_Provided entries_.
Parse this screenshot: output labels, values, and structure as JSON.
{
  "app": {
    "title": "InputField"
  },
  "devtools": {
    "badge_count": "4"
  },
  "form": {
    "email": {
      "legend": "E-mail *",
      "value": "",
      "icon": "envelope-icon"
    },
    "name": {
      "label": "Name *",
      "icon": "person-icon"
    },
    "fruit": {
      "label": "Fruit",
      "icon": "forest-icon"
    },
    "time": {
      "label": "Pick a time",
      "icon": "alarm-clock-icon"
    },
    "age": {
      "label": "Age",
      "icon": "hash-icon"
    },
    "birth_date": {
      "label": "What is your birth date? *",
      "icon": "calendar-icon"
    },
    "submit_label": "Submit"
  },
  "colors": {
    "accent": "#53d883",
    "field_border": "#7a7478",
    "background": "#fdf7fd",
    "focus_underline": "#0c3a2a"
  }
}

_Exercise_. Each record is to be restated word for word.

_Answer area_.
Parse this screenshot: output labels, values, and structure as JSON.
{
  "app": {
    "title": "InputField"
  },
  "devtools": {
    "badge_count": "4"
  },
  "form": {
    "email": {
      "legend": "E-mail *",
      "value": "",
      "icon": "envelope-icon"
    },
    "name": {
      "label": "Name *",
      "icon": "person-icon"
    },
    "fruit": {
      "label": "Fruit",
      "icon": "forest-icon"
    },
    "time": {
      "label": "Pick a time",
      "icon": "alarm-clock-icon"
    },
    "age": {
      "label": "Age",
      "icon": "hash-icon"
    },
    "birth_date": {
      "label": "What is your birth date? *",
      "icon": "calendar-icon"
    },
    "submit_label": "Submit"
  },
  "colors": {
    "accent": "#53d883",
    "field_border": "#7a7478",
    "background": "#fdf7fd",
    "focus_underline": "#0c3a2a"
  }
}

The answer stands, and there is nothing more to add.